_EXERCISE AIM_
Omit all pictures, and print word for word only the lines from the one containing "Read all visible content and emit it as JSON." through the end of the data.

%%

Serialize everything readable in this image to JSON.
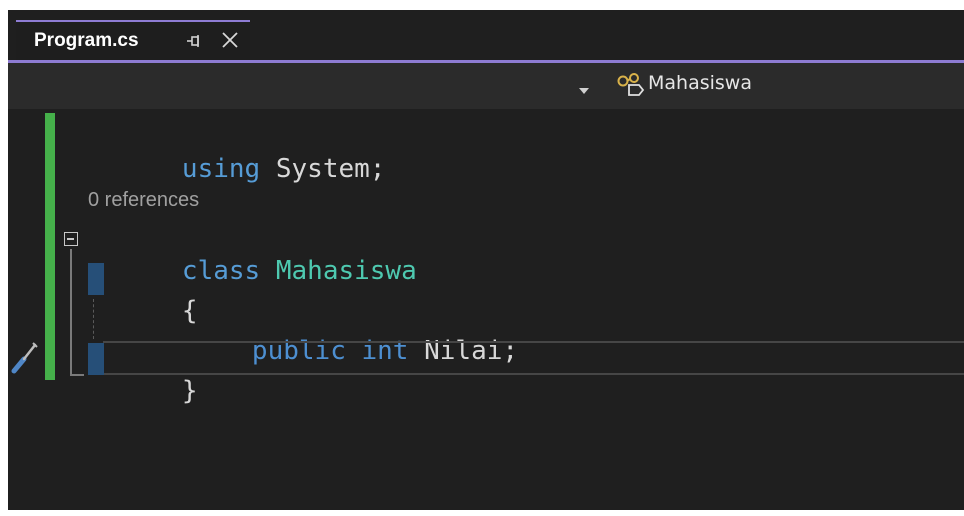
{
  "tab": {
    "title": "Program.cs",
    "pin_icon": "pin-icon",
    "close_icon": "close-icon"
  },
  "navbar": {
    "dropdown_icon": "chevron-down-icon",
    "class_icon": "class-icon",
    "class_label": "Mahasiswa"
  },
  "editor": {
    "line1": {
      "keyword": "using",
      "rest": " System;"
    },
    "codelens": "0 references",
    "line3": {
      "keyword": "class",
      "type": "Mahasiswa"
    },
    "open_brace": "{",
    "line5": {
      "keyword1": "public",
      "keyword2": "int",
      "identifier": "Nilai;"
    },
    "close_brace": "}",
    "quick_action_icon": "screwdriver-icon"
  },
  "colors": {
    "accent": "#8e7cd3",
    "change_bar": "#45b04a",
    "keyword": "#569cd6",
    "type": "#4ec9b0",
    "background": "#1f1f1f"
  }
}
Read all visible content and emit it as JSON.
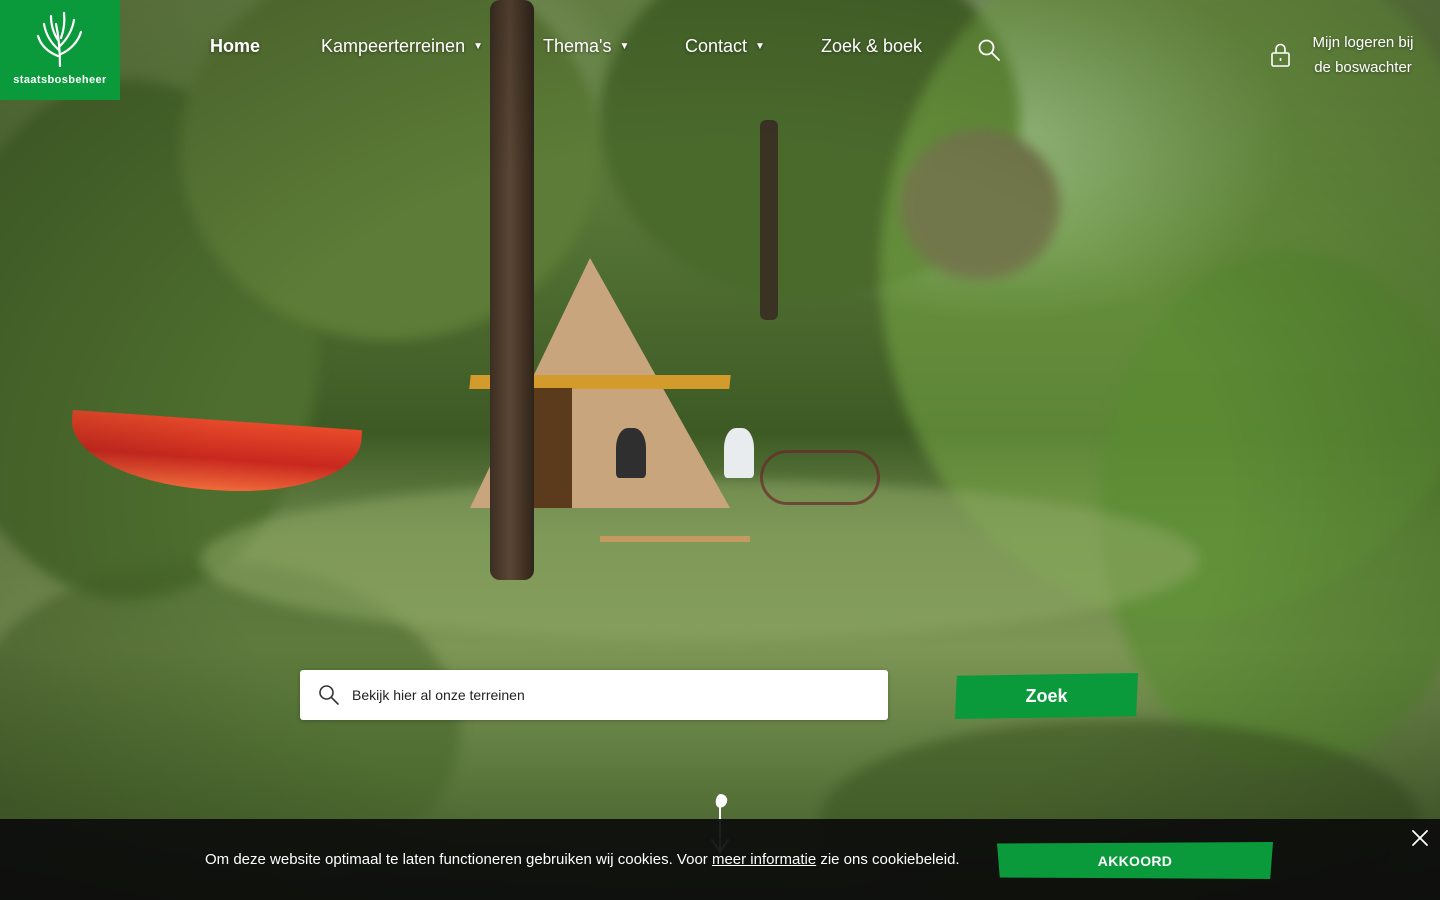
{
  "brand": {
    "name": "staatsbosbeheer",
    "accent": "#0a9a3c"
  },
  "nav": {
    "items": [
      {
        "label": "Home",
        "active": true,
        "dropdown": false
      },
      {
        "label": "Kampeerterreinen",
        "active": false,
        "dropdown": true
      },
      {
        "label": "Thema's",
        "active": false,
        "dropdown": true
      },
      {
        "label": "Contact",
        "active": false,
        "dropdown": true
      },
      {
        "label": "Zoek & boek",
        "active": false,
        "dropdown": false
      }
    ],
    "search_icon": "search-icon",
    "login_icon": "lock-icon",
    "login_line1": "Mijn logeren bij",
    "login_line2": "de boswachter"
  },
  "search": {
    "placeholder": "Bekijk hier al onze terreinen",
    "button_label": "Zoek",
    "icon": "search-icon"
  },
  "scroll": {
    "icon": "scroll-down-arrow-icon"
  },
  "cookie": {
    "text_before": "Om deze website optimaal te laten functioneren gebruiken wij cookies. Voor ",
    "link_text": "meer informatie",
    "text_after": " zie ons cookiebeleid.",
    "button_label": "AKKOORD",
    "close_icon": "close-icon",
    "background": "#0c0c0c"
  }
}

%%

_ANSWER FOR THE TASK_
Read all visible content and emit it as JSON.
{
  "brand": {
    "name": "staatsbosbeheer",
    "accent": "#0a9a3c"
  },
  "nav": {
    "items": [
      {
        "label": "Home",
        "active": true,
        "dropdown": false
      },
      {
        "label": "Kampeerterreinen",
        "active": false,
        "dropdown": true
      },
      {
        "label": "Thema's",
        "active": false,
        "dropdown": true
      },
      {
        "label": "Contact",
        "active": false,
        "dropdown": true
      },
      {
        "label": "Zoek & boek",
        "active": false,
        "dropdown": false
      }
    ],
    "search_icon": "search-icon",
    "login_icon": "lock-icon",
    "login_line1": "Mijn logeren bij",
    "login_line2": "de boswachter"
  },
  "search": {
    "placeholder": "Bekijk hier al onze terreinen",
    "button_label": "Zoek",
    "icon": "search-icon"
  },
  "scroll": {
    "icon": "scroll-down-arrow-icon"
  },
  "cookie": {
    "text_before": "Om deze website optimaal te laten functioneren gebruiken wij cookies. Voor ",
    "link_text": "meer informatie",
    "text_after": " zie ons cookiebeleid.",
    "button_label": "AKKOORD",
    "close_icon": "close-icon",
    "background": "#0c0c0c"
  }
}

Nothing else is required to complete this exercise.